• [Your task]
Wherever a line in the records contains the word "external", return that line.

Data records for software interfaces:
▼
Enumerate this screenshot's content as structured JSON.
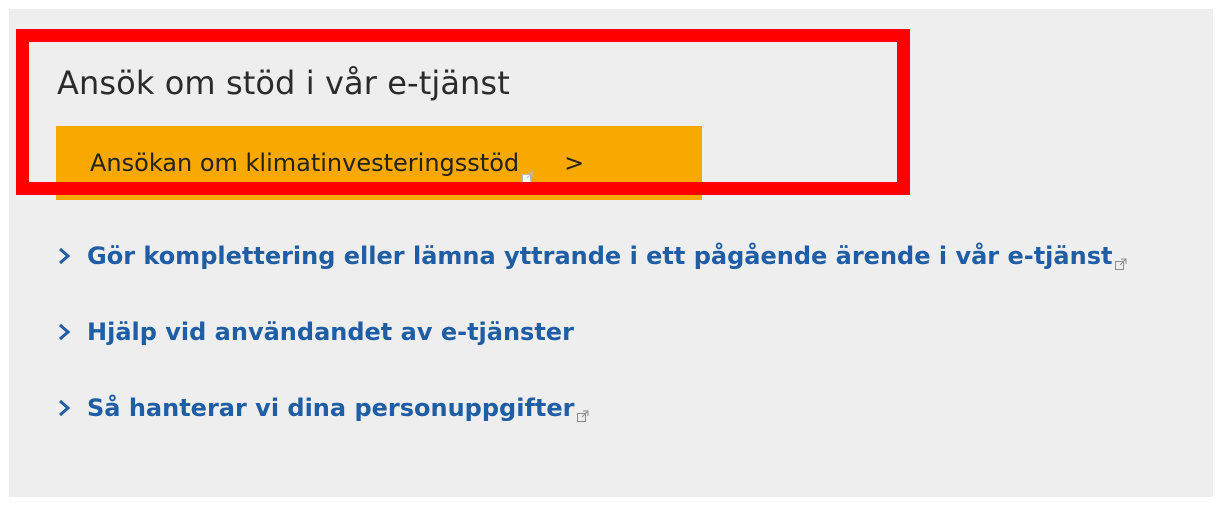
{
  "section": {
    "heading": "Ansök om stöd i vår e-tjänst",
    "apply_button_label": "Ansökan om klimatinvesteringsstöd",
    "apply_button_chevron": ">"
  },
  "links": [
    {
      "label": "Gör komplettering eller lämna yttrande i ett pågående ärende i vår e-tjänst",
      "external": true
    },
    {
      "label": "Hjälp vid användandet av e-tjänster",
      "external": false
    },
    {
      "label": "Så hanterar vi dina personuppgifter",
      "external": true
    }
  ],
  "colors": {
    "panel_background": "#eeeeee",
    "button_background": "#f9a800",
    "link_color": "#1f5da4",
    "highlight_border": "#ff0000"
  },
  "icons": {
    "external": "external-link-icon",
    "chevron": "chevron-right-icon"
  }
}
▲
• [Your solution]
      "external": true
      "external": false
      "external": true
    "external": "external-link-icon",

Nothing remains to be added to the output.